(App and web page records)
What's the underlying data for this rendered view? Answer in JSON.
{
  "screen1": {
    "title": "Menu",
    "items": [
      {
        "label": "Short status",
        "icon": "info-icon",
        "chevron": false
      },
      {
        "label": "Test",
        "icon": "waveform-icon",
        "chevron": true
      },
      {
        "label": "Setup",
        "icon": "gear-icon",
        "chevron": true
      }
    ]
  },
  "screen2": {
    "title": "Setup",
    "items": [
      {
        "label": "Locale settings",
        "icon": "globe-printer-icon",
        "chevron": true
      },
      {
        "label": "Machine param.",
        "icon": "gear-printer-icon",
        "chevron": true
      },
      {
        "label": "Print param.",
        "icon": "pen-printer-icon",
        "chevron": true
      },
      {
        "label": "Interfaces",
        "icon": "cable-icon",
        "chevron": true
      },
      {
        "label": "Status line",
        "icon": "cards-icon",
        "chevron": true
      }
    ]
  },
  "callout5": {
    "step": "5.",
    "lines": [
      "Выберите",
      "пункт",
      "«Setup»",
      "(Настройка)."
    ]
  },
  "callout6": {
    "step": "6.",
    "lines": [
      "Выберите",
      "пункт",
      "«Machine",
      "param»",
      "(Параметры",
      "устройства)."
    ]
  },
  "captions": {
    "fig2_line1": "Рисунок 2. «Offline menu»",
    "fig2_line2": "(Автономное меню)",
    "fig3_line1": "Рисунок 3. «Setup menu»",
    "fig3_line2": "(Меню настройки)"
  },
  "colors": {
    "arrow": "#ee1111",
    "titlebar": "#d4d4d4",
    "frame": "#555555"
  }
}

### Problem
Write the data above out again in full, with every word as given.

### Answer space
What's the underlying data for this rendered view? Answer in JSON.
{
  "screen1": {
    "title": "Menu",
    "items": [
      {
        "label": "Short status",
        "icon": "info-icon",
        "chevron": false
      },
      {
        "label": "Test",
        "icon": "waveform-icon",
        "chevron": true
      },
      {
        "label": "Setup",
        "icon": "gear-icon",
        "chevron": true
      }
    ]
  },
  "screen2": {
    "title": "Setup",
    "items": [
      {
        "label": "Locale settings",
        "icon": "globe-printer-icon",
        "chevron": true
      },
      {
        "label": "Machine param.",
        "icon": "gear-printer-icon",
        "chevron": true
      },
      {
        "label": "Print param.",
        "icon": "pen-printer-icon",
        "chevron": true
      },
      {
        "label": "Interfaces",
        "icon": "cable-icon",
        "chevron": true
      },
      {
        "label": "Status line",
        "icon": "cards-icon",
        "chevron": true
      }
    ]
  },
  "callout5": {
    "step": "5.",
    "lines": [
      "Выберите",
      "пункт",
      "«Setup»",
      "(Настройка)."
    ]
  },
  "callout6": {
    "step": "6.",
    "lines": [
      "Выберите",
      "пункт",
      "«Machine",
      "param»",
      "(Параметры",
      "устройства)."
    ]
  },
  "captions": {
    "fig2_line1": "Рисунок 2. «Offline menu»",
    "fig2_line2": "(Автономное меню)",
    "fig3_line1": "Рисунок 3. «Setup menu»",
    "fig3_line2": "(Меню настройки)"
  },
  "colors": {
    "arrow": "#ee1111",
    "titlebar": "#d4d4d4",
    "frame": "#555555"
  }
}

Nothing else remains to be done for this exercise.